Facilities Management also stays in touch with organizers of special events to determine what actions may be needed to keep those events running. For example, a scheduled basketball game at Carver Gym may mean our snow removal crews come in on a weekend. On the other hand, if no major activities are scheduled, our efforts may be minimized during non-core hours.

For additional information on our snow removal procedures, please access the plan online.


There are more than 3.2 million square feet of buildings on campus.
Based on total areas covered, there are between 1.8 million and 2.0 million bricks on campus!


Last spring, we announced a reward for information leading to the successful prosecution or discipline of graffiti artists around campus. For a short period of time, graffiti incidents went down on campus, but unfortunately, we ended the year with essentially the same level of effort expended – nearly 410 hours were assigned to remove graffiti on academic buildings and our outdoor sculptures. The value of that effort, including materials, was just over $29,000!

Just in case you do happen to come across graffiti, please contact the work control center to report the “location” and any other information that will help FM find the graffiti as quick as possible.

Work Control Center

  • Email:
  • Call: (360) 650-3420

If you catch someone in the act, please contact UPD!

  • Call: (360) 650-3555
  • Email:


What's the problem with motor oil?

Oil does not dissolve in water. It lasts a long time and sticks to everything from beach sand to bird feathers. Oil and other petroleum products are toxic to people, wildlife and plants. One pint of oil can make a slick larger than a football field. Oil that leaks from our cars onto roads and driveways is washed into storm drains, and then usually flows directly to a lake or stream. Used motor oil is the largest single source of oil pollution in our lakes, streams and rivers. Americans improperly dispose of 200 million gallons of used oil each year and a sizeable portion reaches our waters.
Drips don’t have to be a problem.

What will you do to help?

  • Maintain your car.
  • Stop drips. Check for oil leaks regularly and fix them promptly.
  • Use ground cloths or drip pans beneath your vehicle if you have leaks or are doing engine work. Clean up spills immediately.
  • Collect all used oil in containers with tight fitting lids.
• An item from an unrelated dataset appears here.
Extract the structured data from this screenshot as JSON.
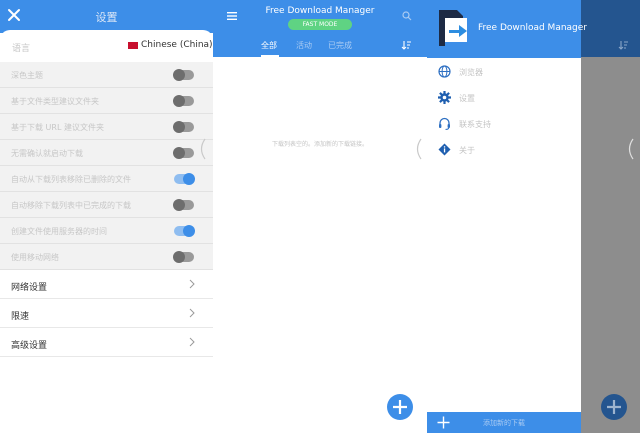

Do not mix different engine fluids.
  • Never dispose of oil or other engine fluids down the storm drain, on the ground or into a ditch.

You can find lots more information about Western’s storm water management program online.


Points of contact for these and other FDCB projects can be found at their web link.

Administrative Services Center building

Public Works Project #648 Central Machine Room Infrastructure Improvements was recently completed in the Administrative Services Building. The Office of Facilities Development and Capital Budget thanks all users and occupants for your patience and flexibility this summer/fall when your daily routines may have been impacted by the construction activities.

Please let us know if you have ideas on how we can better keep you informed about public works projects. For in-house projects, submit ideas to the Facilities Management Work Control Center at 650-3420. We are always looking for ways to improve our communication efforts.

Carver renovation

As part of the site analysis for the Carver Academic Renovation Project, geotechnical engineers will take selective soil borings around Carver Gym on Saturday, Dec. 1. The majority of the drillings will be done on the east and south sides of the gym where new structures will be located as part of the renovation. Expect some noise and possible redirection of pedestrian traffic around the drilling equipment.

Contact Sherrie Montgomery with questions at or at 360-650-6519.